One of the more welcome changes in the game is the significant beefing up of the plot elements, with each battle in the game strongly driven by the story (a conventional enough samurai tale which sees a young man descended from a legendary clan taking on an evil race of demons who threaten to engulf Japan under the leadership of a demonic general, Nobunga Oda - who is actually a real historical figure, although we don't think he was really a demon). Dialogue interrupts the proceedings on a fairly regular basis, but not in an annoying way, and the story and characters are certainly interesting enough to lead you by the nose through the game - a nice change from FFTA, which could occasionally feel slightly pointless due to the extremely weak plot and mostly non-linear progress.
Unfortunately, while the plot has been beefed up, much of the rest of the game has been watered down, and Onimusha Tactics lacks a great many of the depths and subtleties which made FFTA into such a fantastic game. Simple things such as the ability to attack enemies from behind to score more damage are missing, but more keenly felt is the absence of FFTA's complex and intriguing job and skill system, which has been replaced with a rigidly fixed set of classes and slow, linear learning of skills. Other aspects of the game frustrate unnecessarily, such as the need to equip herbs and potions on the equipment screen before they can be used in battle, rather than simply using them directly from an inventory.

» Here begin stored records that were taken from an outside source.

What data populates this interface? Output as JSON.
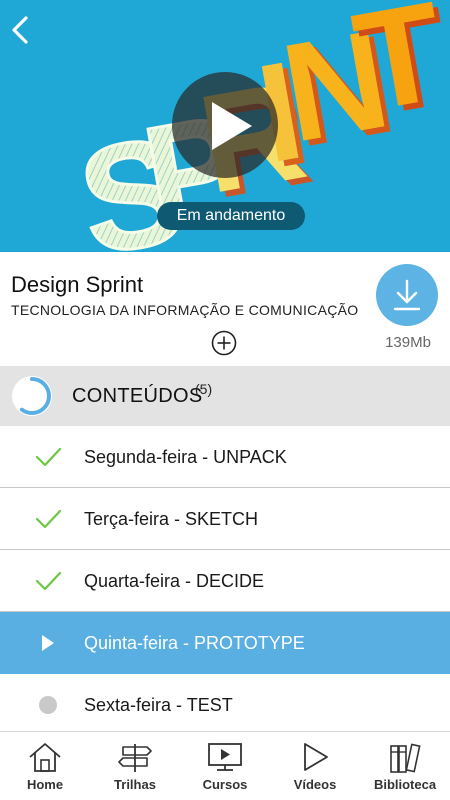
{
  "hero": {
    "art_text": "SPRINT",
    "status": "Em andamento",
    "back_icon": "chevron-left-icon",
    "play_icon": "play-icon",
    "background_color": "#1fa8d6"
  },
  "course": {
    "title": "Design Sprint",
    "category": "TECNOLOGIA DA INFORMAÇÃO E COMUNICAÇÃO",
    "add_icon": "plus-circle-icon",
    "download_icon": "download-icon",
    "download_size": "139Mb",
    "accent_color": "#5db3e4"
  },
  "contents": {
    "title": "CONTEÚDOS",
    "count": "(5)",
    "progress": 0.6,
    "items": [
      {
        "label": "Segunda-feira - UNPACK",
        "state": "done",
        "icon": "check-icon"
      },
      {
        "label": "Terça-feira - SKETCH",
        "state": "done",
        "icon": "check-icon"
      },
      {
        "label": "Quarta-feira - DECIDE",
        "state": "done",
        "icon": "check-icon"
      },
      {
        "label": "Quinta-feira - PROTOTYPE",
        "state": "active",
        "icon": "play-icon"
      },
      {
        "label": "Sexta-feira - TEST",
        "state": "pending",
        "icon": "dot-icon"
      }
    ]
  },
  "bottom_nav": {
    "items": [
      {
        "label": "Home",
        "icon": "home-icon"
      },
      {
        "label": "Trilhas",
        "icon": "signpost-icon"
      },
      {
        "label": "Cursos",
        "icon": "monitor-icon"
      },
      {
        "label": "Vídeos",
        "icon": "play-outline-icon"
      },
      {
        "label": "Biblioteca",
        "icon": "books-icon"
      }
    ]
  }
}
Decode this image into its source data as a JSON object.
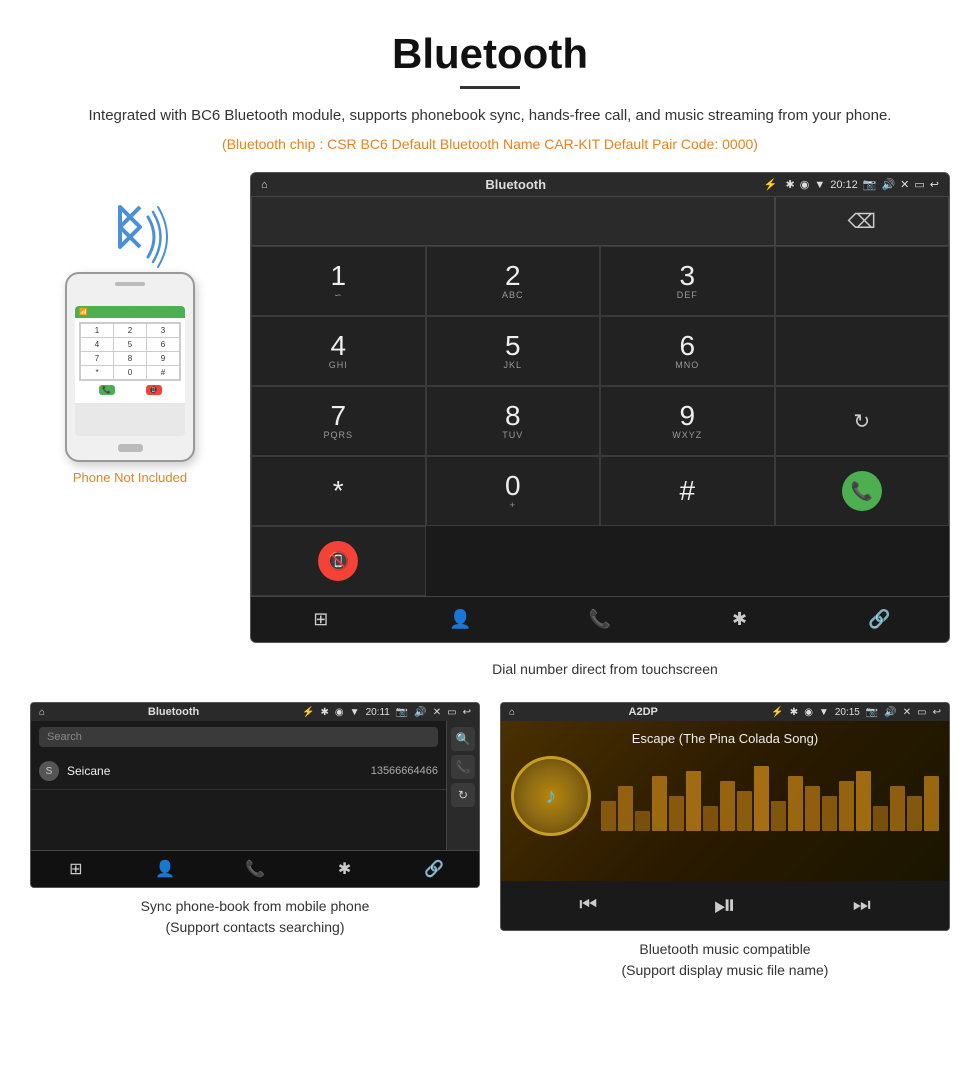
{
  "title": "Bluetooth",
  "subtitle": "Integrated with BC6 Bluetooth module, supports phonebook sync, hands-free call, and music streaming from your phone.",
  "spec_text": "(Bluetooth chip : CSR BC6    Default Bluetooth Name CAR-KIT    Default Pair Code: 0000)",
  "phone_label": "Phone Not Included",
  "dial_caption": "Dial number direct from touchscreen",
  "phonebook_caption_line1": "Sync phone-book from mobile phone",
  "phonebook_caption_line2": "(Support contacts searching)",
  "music_caption_line1": "Bluetooth music compatible",
  "music_caption_line2": "(Support display music file name)",
  "dialer": {
    "app_title": "Bluetooth",
    "time": "20:12",
    "keys": [
      {
        "num": "1",
        "sub": ""
      },
      {
        "num": "2",
        "sub": "ABC"
      },
      {
        "num": "3",
        "sub": "DEF"
      },
      {
        "num": "4",
        "sub": "GHI"
      },
      {
        "num": "5",
        "sub": "JKL"
      },
      {
        "num": "6",
        "sub": "MNO"
      },
      {
        "num": "7",
        "sub": "PQRS"
      },
      {
        "num": "8",
        "sub": "TUV"
      },
      {
        "num": "9",
        "sub": "WXYZ"
      },
      {
        "num": "*",
        "sub": ""
      },
      {
        "num": "0",
        "sub": "+"
      },
      {
        "num": "#",
        "sub": ""
      }
    ]
  },
  "phonebook": {
    "app_title": "Bluetooth",
    "time": "20:11",
    "search_placeholder": "Search",
    "contact_name": "Seicane",
    "contact_number": "13566664466"
  },
  "music": {
    "app_title": "A2DP",
    "time": "20:15",
    "song_title": "Escape (The Pina Colada Song)",
    "viz_heights": [
      30,
      45,
      20,
      55,
      35,
      60,
      25,
      50,
      40,
      65,
      30,
      55,
      45,
      35,
      50,
      60,
      25,
      45,
      35,
      55
    ]
  }
}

The dumbing down of the basic strategy systems in the game is really the key problem with Onimusha Tactics as compared to its more accomplished rival, and although the plot of the game will keep you entertained the whole way through it, it lacks both the basic longevity (being a very easy game, a criticism which has also been levelled at FFTA) and the massive replay value of FFTA. This is a terrible shame, because in most other respects the game is polished and well thought out, with decent graphics and gameplay that is solid and enjoyable despite its shallowness.
Tactical purchase suggestion
All in all, this is a good effort from Capcom, and if you've wrung every drop of enjoyment from FFTA and are eager for more turn-based goodness, this will certainly fill a gap nicely; but if you're looking for somewhere to start on turn-based strategy, there's no way this should join your collection before you've picked up Square Enix' significantly superior game.
6 / 10